We drive to Detroit Lake with Suzy and Gil, friends that we got to know one year ago in Portland, Oregon. The drive takes ages but there is a lot to see on the way. The woods glow in fall colors - yellow, orange, rust-colored - and only the conifers are still green. For Halloween the houses are decorated with orange pumpkins. The weather is kind to us. Although they predicted rain the sun is shining and the sky is blue as far as the horizon. In a small store we purchase worms, yummy-yummy for the poor fish. The lake is a reservoir and for the winter they lower the water level to make space for rain and snow melt. The shore looks eerie with all the dark trunks of partly-submerged trees. It's also a little bit difficult to launch the boat without any accident. But once in the water we proceed rapidly down to the dam where Gil expects to find the most fish. On a sonar we cannot only see the distance to the lake bottom but also shoals of fish or individual big fish.

With two permanently-mounted fishing rods we cruise along the tree-trunks that close off the area of the dam. We can see lots of fish on the sonar but none bites. Suddenly after one hour it gets really exciting and the fish bite all together so that we have our hands full of work. One trout is too small, so she goes back into the water where she's picked up like lightning by a seagull. The other trout will later find her way onto our plates. We free her from the hook and hit her head on the edge of the boat. Immediately she stops wriggling. Now it's time for Martin's big moment: He's responsible for threading up the half-worms on the hook. Then everything goes quickly and we decide to roll gently in a certain area along the tree-trunks.

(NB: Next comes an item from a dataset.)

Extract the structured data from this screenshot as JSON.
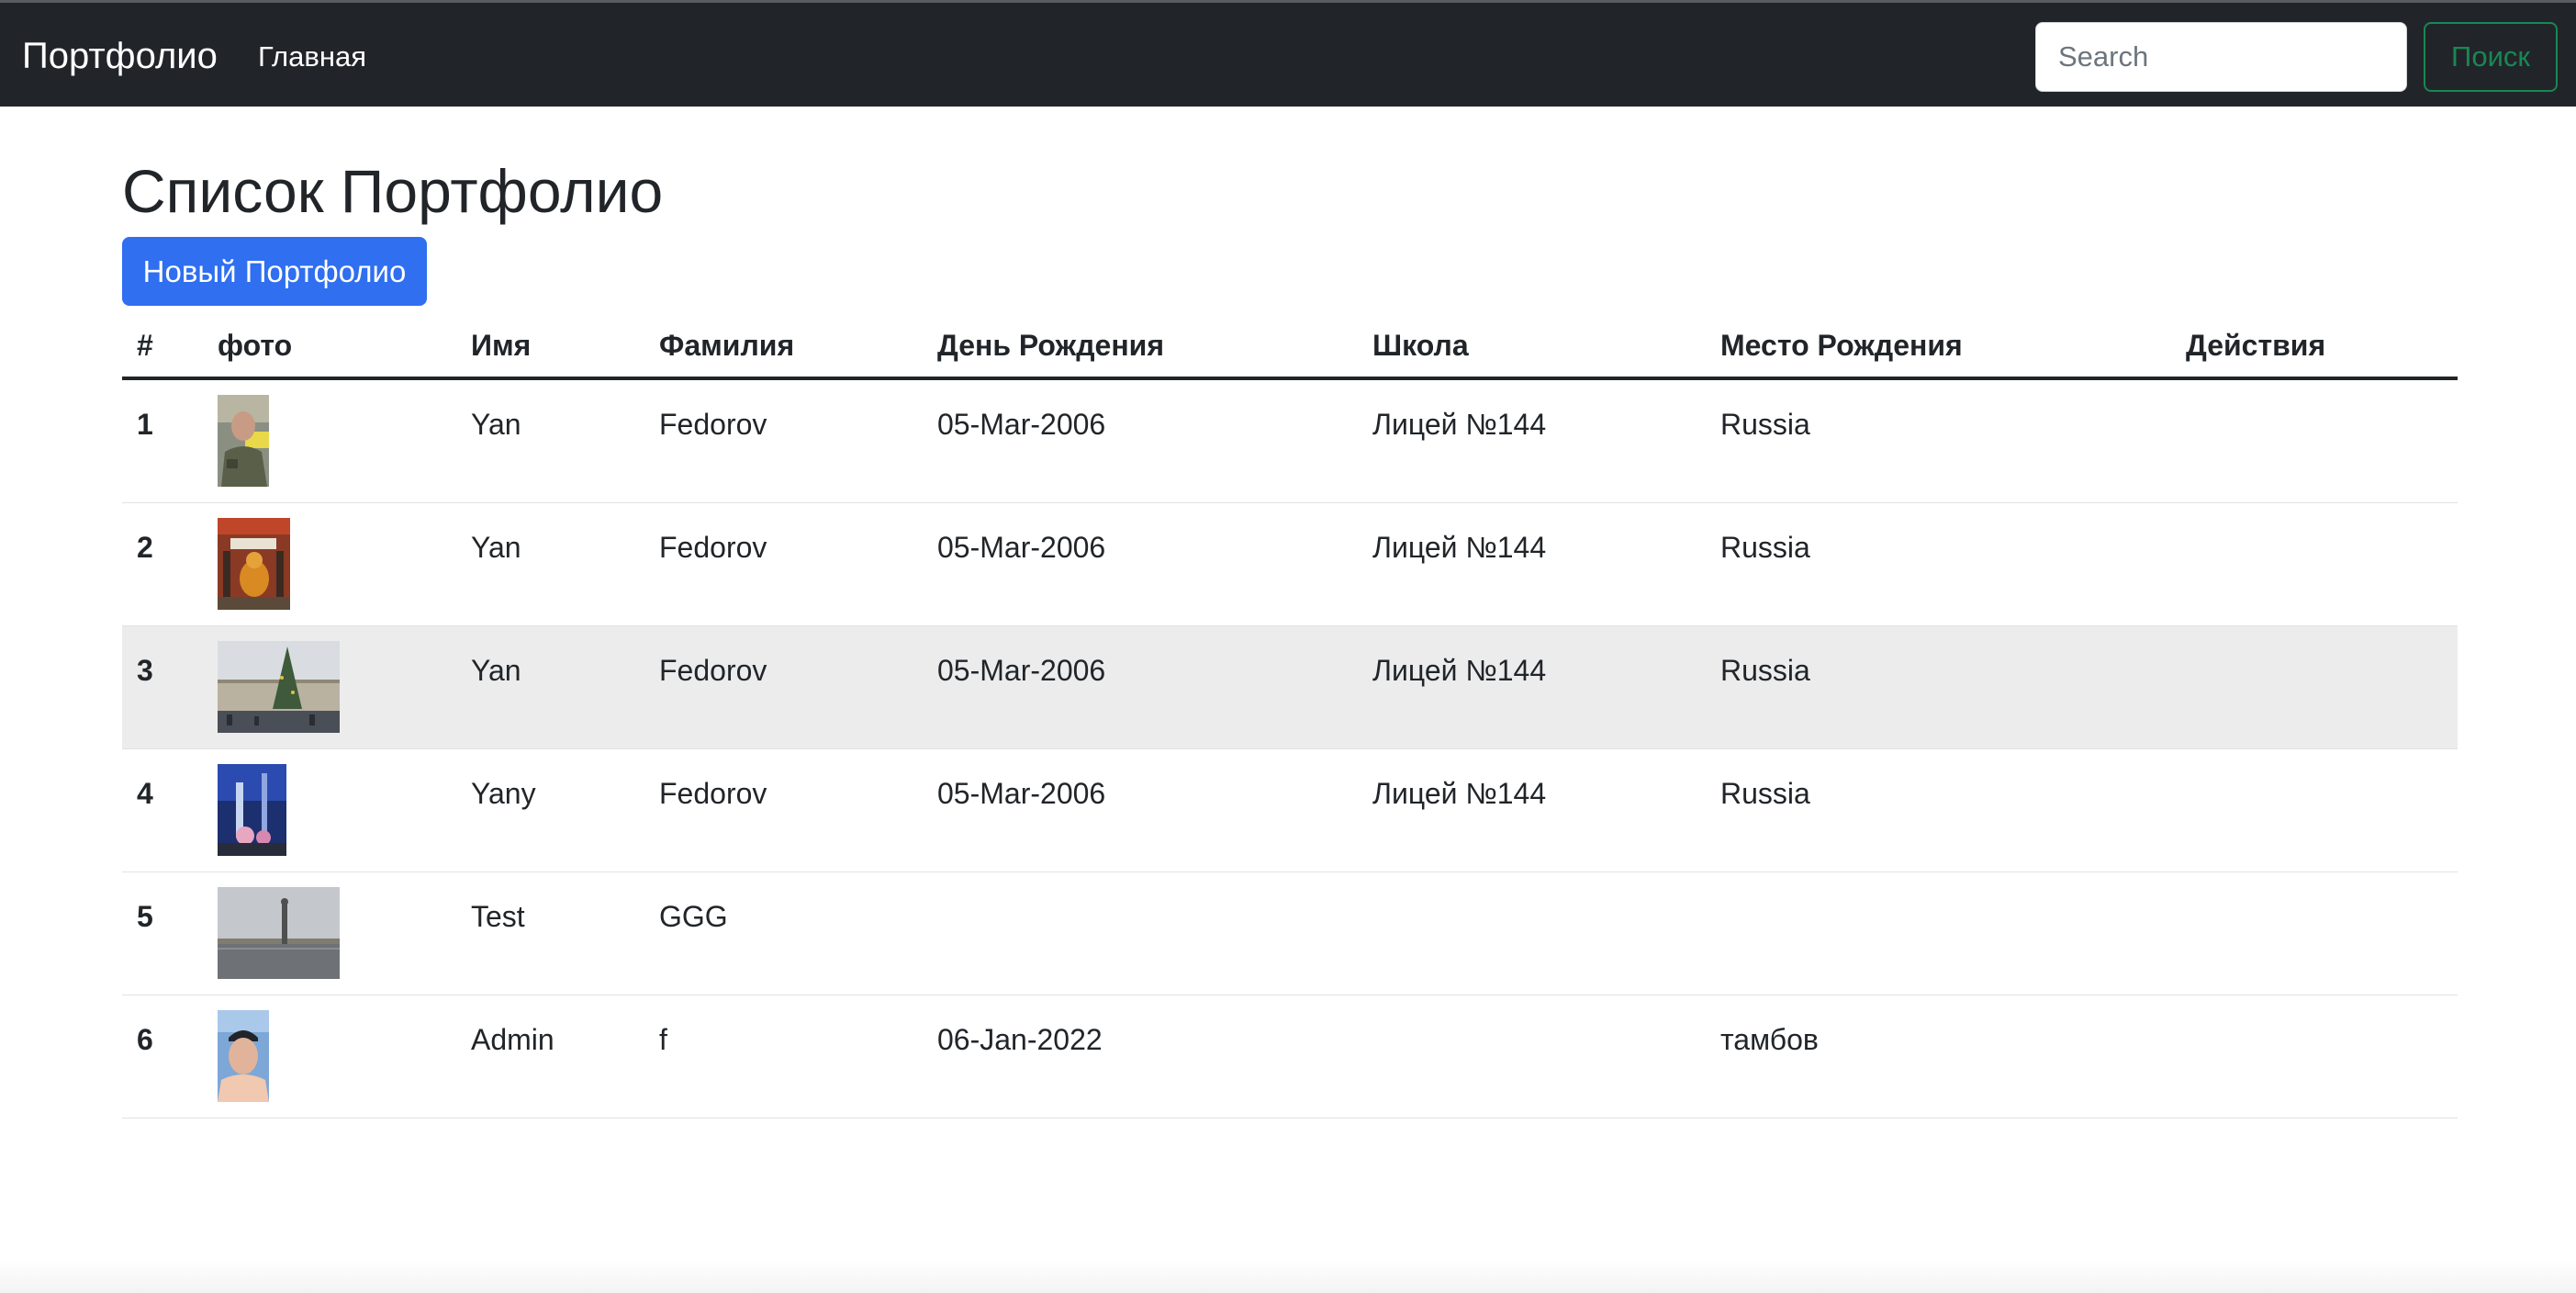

The fish - trout and small salmon - are crazy about our worms. Some bite the worm from the hook without getting caught. Others just hit the silvery metal plates that are attached to the lines to attract fish in the water. But still enough fish find their way into our cooler that we can be sure to have a nice dinner. My task is to learn from Gil how to bump a wriggling, slippery trout off into the kingdom of fish-heaven quickly and without pain. Normally one would give the fish a blow to the back of the neck with a wooden rod. For lack of anything better we break their necks over the hard edge of the boat. It's not that difficult if you think about them as a delicious dinner! The division of labor for our future fishing adventures has been fixed. Martin has to deal with the worms, I'm responsible for the rest. In plain English: kill and clean. In the late afternoon we set off for home with 10 trout and one small salmon in our cooler.

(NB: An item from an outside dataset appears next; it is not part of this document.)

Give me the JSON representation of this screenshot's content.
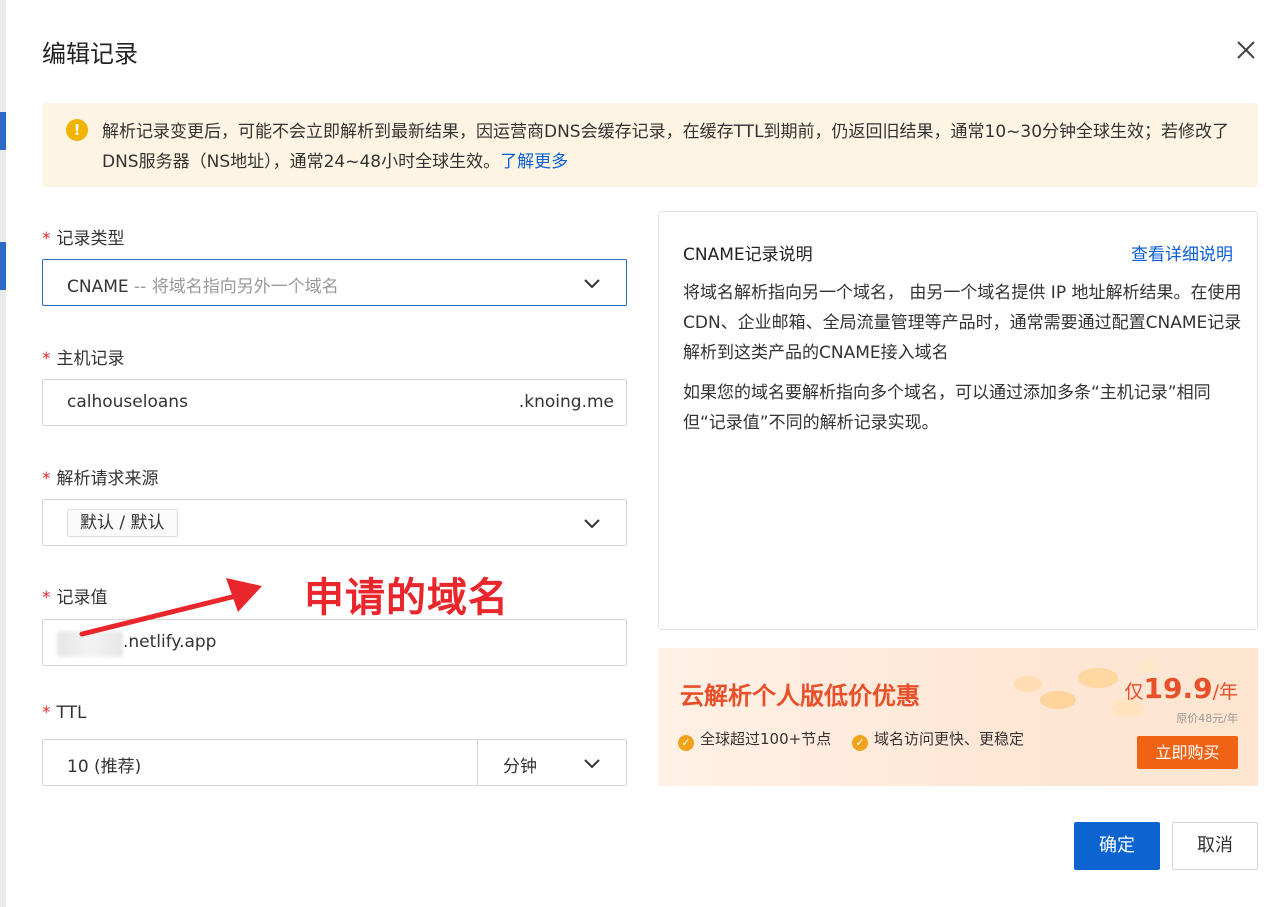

Now we have the problem of reaching the shore without getting wet. But first of all we can learn from two other boats in front of us how we really should not do it. It crunches and crashes when the boats hit the hidden trunks under water. The drivers have big difficulties maneuvering their car with the trailer into the water. And of course their shoes get really wet. Gil seems to have more experience than these other boaters, and very quickly we are ready for take-off.

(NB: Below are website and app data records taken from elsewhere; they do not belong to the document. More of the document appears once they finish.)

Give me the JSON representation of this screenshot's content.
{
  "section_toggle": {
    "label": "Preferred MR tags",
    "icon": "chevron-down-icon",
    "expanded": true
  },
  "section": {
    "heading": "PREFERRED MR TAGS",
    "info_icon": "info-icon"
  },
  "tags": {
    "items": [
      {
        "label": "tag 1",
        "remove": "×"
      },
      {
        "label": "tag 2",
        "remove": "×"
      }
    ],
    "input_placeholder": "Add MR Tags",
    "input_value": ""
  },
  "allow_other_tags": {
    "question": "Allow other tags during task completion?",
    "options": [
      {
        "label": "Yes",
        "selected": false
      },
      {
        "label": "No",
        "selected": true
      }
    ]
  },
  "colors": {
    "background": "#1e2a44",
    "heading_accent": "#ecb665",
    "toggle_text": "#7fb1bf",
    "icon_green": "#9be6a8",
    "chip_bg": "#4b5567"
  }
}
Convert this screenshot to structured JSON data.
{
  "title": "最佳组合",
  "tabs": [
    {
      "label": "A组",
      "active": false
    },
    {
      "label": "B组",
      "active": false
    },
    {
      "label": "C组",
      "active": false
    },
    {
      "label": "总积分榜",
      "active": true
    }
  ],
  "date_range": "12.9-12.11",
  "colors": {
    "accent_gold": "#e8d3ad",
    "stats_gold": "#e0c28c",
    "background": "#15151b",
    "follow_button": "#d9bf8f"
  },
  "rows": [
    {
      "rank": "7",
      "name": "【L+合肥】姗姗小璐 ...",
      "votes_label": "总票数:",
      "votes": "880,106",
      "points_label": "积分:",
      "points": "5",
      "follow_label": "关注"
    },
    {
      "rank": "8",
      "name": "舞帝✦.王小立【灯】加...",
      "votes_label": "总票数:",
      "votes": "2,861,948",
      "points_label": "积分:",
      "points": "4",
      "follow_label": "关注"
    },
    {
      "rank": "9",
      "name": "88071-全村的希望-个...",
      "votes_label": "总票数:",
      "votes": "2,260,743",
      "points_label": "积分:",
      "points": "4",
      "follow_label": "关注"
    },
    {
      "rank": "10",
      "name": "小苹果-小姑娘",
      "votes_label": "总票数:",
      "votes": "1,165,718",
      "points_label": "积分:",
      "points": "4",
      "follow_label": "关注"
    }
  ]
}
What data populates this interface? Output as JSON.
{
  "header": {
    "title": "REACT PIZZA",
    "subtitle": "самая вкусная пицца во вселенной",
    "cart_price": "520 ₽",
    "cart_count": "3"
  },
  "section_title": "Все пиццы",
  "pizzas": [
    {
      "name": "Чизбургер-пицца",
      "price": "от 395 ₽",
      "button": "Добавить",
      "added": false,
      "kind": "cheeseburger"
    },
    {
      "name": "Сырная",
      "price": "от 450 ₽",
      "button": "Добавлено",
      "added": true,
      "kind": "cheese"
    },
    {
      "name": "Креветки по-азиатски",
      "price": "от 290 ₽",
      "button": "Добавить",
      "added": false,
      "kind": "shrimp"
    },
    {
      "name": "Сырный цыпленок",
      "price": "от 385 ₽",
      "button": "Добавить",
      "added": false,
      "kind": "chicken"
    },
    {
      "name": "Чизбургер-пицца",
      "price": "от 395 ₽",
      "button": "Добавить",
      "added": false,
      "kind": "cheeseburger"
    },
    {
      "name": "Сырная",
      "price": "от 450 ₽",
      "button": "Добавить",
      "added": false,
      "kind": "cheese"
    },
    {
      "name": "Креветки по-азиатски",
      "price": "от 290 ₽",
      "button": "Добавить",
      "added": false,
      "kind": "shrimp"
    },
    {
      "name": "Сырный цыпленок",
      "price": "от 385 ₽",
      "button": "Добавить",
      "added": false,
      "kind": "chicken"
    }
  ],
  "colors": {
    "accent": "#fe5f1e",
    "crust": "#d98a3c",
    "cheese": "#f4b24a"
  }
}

The return journey goes on and on. We have to drive back to Portland with all the other Sunday outing people. Once at the house we have to clean and store the boat first. Then we can devote ourselves to the dinner. We roast the fish in foil on the barbecue. We stuff their bellies with fresh herbs and lemon wedges. Then we cover them with onion and garlic slices and more lemons. As a side-dish we have rice, salad and a white wine from the area. Enjoying the freshly-caught fish we totally forget about the unpleasant parts of obtaining them. We think that this will not be the last time we try our hands at fishing.

October 1999

Julia Etter & Martin Kristen